## TASK REQUIREMENTS:
Write each entry out again verbatim, pictures excluded.

*** SUPPLIED RECORDS Section Begins ***

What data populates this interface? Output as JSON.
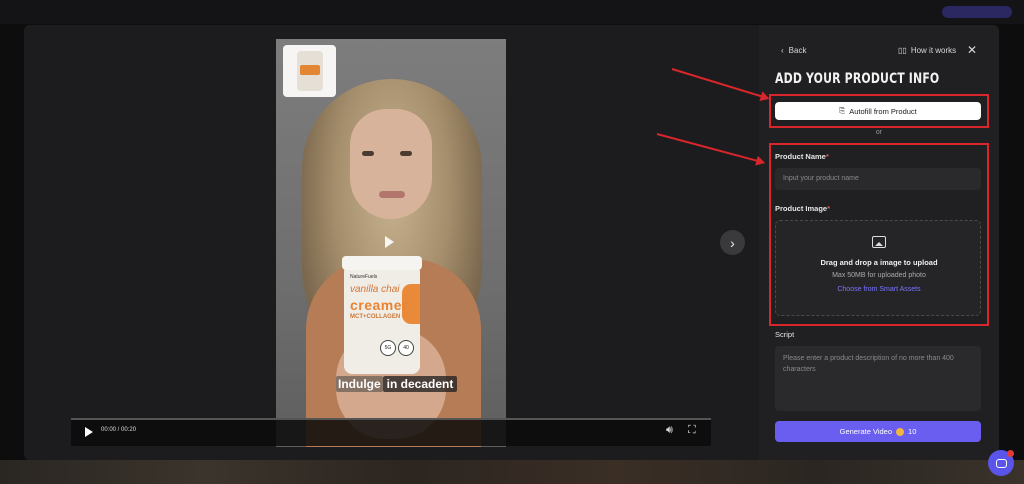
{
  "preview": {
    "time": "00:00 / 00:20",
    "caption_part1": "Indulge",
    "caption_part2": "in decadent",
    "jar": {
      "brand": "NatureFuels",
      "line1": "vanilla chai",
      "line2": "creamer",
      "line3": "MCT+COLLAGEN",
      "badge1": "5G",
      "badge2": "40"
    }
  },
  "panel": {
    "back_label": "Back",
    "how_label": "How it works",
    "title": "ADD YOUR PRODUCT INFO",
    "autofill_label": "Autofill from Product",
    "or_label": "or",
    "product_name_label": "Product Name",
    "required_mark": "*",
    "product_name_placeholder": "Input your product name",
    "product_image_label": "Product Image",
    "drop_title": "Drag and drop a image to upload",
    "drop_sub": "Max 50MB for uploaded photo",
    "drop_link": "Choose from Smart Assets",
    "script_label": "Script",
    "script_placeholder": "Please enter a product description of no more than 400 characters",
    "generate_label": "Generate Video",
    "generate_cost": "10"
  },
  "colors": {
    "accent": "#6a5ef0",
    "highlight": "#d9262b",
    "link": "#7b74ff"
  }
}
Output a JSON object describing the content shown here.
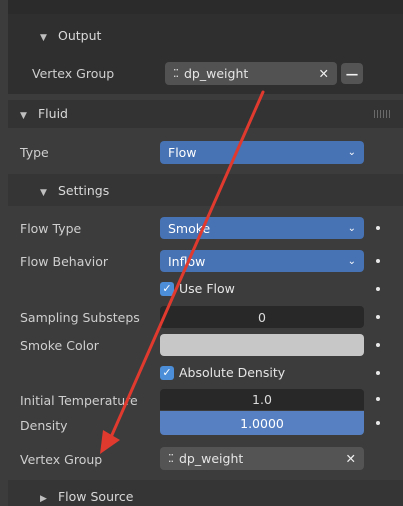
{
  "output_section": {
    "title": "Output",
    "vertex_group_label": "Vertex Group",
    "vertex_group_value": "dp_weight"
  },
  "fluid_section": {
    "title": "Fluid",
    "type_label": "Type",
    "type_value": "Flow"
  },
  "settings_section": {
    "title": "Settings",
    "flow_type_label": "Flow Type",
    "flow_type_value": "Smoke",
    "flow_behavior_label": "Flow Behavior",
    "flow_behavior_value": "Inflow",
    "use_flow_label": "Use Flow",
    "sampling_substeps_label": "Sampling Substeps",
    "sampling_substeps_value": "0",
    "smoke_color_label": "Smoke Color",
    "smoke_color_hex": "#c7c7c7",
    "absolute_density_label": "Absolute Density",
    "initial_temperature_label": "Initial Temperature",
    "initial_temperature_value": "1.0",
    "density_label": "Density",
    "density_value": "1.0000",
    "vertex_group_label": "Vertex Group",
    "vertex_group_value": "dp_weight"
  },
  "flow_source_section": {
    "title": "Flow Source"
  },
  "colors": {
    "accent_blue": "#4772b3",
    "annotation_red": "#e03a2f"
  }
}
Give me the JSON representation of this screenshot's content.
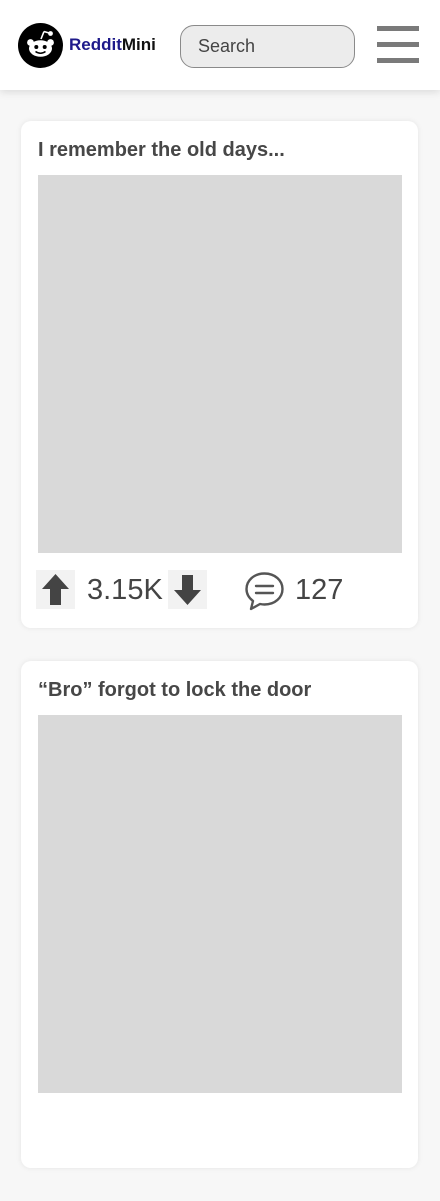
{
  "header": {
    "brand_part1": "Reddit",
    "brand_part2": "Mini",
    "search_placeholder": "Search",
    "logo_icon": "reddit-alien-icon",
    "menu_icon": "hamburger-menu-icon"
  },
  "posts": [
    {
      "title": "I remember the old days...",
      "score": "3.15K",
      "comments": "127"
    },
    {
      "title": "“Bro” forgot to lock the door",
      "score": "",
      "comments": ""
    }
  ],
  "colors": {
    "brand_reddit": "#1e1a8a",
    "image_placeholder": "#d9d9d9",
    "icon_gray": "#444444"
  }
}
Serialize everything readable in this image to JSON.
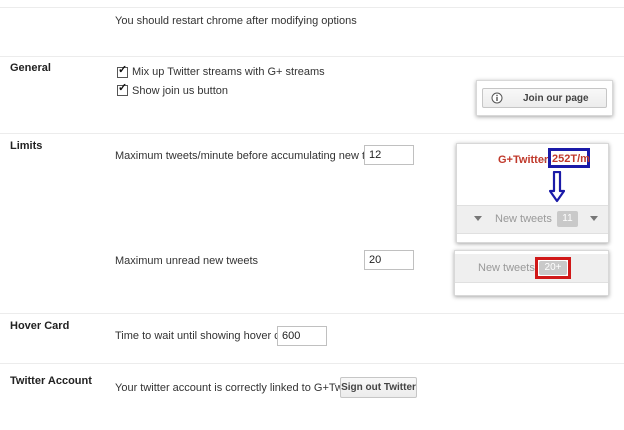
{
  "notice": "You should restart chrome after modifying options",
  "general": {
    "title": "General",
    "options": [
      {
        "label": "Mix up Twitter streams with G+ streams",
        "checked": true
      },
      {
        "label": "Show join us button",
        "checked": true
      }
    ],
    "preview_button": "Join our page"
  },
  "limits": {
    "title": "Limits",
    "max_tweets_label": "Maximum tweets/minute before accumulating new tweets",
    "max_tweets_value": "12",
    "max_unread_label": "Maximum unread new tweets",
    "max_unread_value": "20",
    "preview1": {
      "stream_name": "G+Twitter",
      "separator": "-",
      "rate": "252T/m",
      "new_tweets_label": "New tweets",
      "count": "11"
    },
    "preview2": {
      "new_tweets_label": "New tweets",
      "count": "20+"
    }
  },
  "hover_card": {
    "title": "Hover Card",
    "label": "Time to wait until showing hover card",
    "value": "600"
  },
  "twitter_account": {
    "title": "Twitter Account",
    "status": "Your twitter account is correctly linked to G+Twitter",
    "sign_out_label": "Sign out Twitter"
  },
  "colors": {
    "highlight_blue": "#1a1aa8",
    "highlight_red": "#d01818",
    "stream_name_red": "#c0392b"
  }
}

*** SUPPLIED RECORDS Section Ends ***

## ANSWER FOR THIS EXERCISE:
What data populates this interface? Output as JSON.
{
  "preview": {
    "time": "00:00 / 00:20",
    "caption_part1": "Indulge",
    "caption_part2": "in decadent",
    "jar": {
      "brand": "NatureFuels",
      "line1": "vanilla chai",
      "line2": "creamer",
      "line3": "MCT+COLLAGEN",
      "badge1": "5G",
      "badge2": "40"
    }
  },
  "panel": {
    "back_label": "Back",
    "how_label": "How it works",
    "title": "ADD YOUR PRODUCT INFO",
    "autofill_label": "Autofill from Product",
    "or_label": "or",
    "product_name_label": "Product Name",
    "required_mark": "*",
    "product_name_placeholder": "Input your product name",
    "product_image_label": "Product Image",
    "drop_title": "Drag and drop a image to upload",
    "drop_sub": "Max 50MB for uploaded photo",
    "drop_link": "Choose from Smart Assets",
    "script_label": "Script",
    "script_placeholder": "Please enter a product description of no more than 400 characters",
    "generate_label": "Generate Video",
    "generate_cost": "10"
  },
  "colors": {
    "accent": "#6a5ef0",
    "highlight": "#d9262b",
    "link": "#7b74ff"
  }
}
Output a JSON object describing the content shown here.
{
  "output_section": {
    "title": "Output",
    "vertex_group_label": "Vertex Group",
    "vertex_group_value": "dp_weight"
  },
  "fluid_section": {
    "title": "Fluid",
    "type_label": "Type",
    "type_value": "Flow"
  },
  "settings_section": {
    "title": "Settings",
    "flow_type_label": "Flow Type",
    "flow_type_value": "Smoke",
    "flow_behavior_label": "Flow Behavior",
    "flow_behavior_value": "Inflow",
    "use_flow_label": "Use Flow",
    "sampling_substeps_label": "Sampling Substeps",
    "sampling_substeps_value": "0",
    "smoke_color_label": "Smoke Color",
    "smoke_color_hex": "#c7c7c7",
    "absolute_density_label": "Absolute Density",
    "initial_temperature_label": "Initial Temperature",
    "initial_temperature_value": "1.0",
    "density_label": "Density",
    "density_value": "1.0000",
    "vertex_group_label": "Vertex Group",
    "vertex_group_value": "dp_weight"
  },
  "flow_source_section": {
    "title": "Flow Source"
  },
  "colors": {
    "accent_blue": "#4772b3",
    "annotation_red": "#e03a2f"
  }
}
Give me the JSON representation of this screenshot's content.
{
  "header": {
    "brand_part1": "Reddit",
    "brand_part2": "Mini",
    "search_placeholder": "Search",
    "logo_icon": "reddit-alien-icon",
    "menu_icon": "hamburger-menu-icon"
  },
  "posts": [
    {
      "title": "I remember the old days...",
      "score": "3.15K",
      "comments": "127"
    },
    {
      "title": "“Bro” forgot to lock the door",
      "score": "",
      "comments": ""
    }
  ],
  "colors": {
    "brand_reddit": "#1e1a8a",
    "image_placeholder": "#d9d9d9",
    "icon_gray": "#444444"
  }
}
Serialize everything readable in this image to JSON.
{
  "notice": "You should restart chrome after modifying options",
  "general": {
    "title": "General",
    "options": [
      {
        "label": "Mix up Twitter streams with G+ streams",
        "checked": true
      },
      {
        "label": "Show join us button",
        "checked": true
      }
    ],
    "preview_button": "Join our page"
  },
  "limits": {
    "title": "Limits",
    "max_tweets_label": "Maximum tweets/minute before accumulating new tweets",
    "max_tweets_value": "12",
    "max_unread_label": "Maximum unread new tweets",
    "max_unread_value": "20",
    "preview1": {
      "stream_name": "G+Twitter",
      "separator": "-",
      "rate": "252T/m",
      "new_tweets_label": "New tweets",
      "count": "11"
    },
    "preview2": {
      "new_tweets_label": "New tweets",
      "count": "20+"
    }
  },
  "hover_card": {
    "title": "Hover Card",
    "label": "Time to wait until showing hover card",
    "value": "600"
  },
  "twitter_account": {
    "title": "Twitter Account",
    "status": "Your twitter account is correctly linked to G+Twitter",
    "sign_out_label": "Sign out Twitter"
  },
  "colors": {
    "highlight_blue": "#1a1aa8",
    "highlight_red": "#d01818",
    "stream_name_red": "#c0392b"
  }
}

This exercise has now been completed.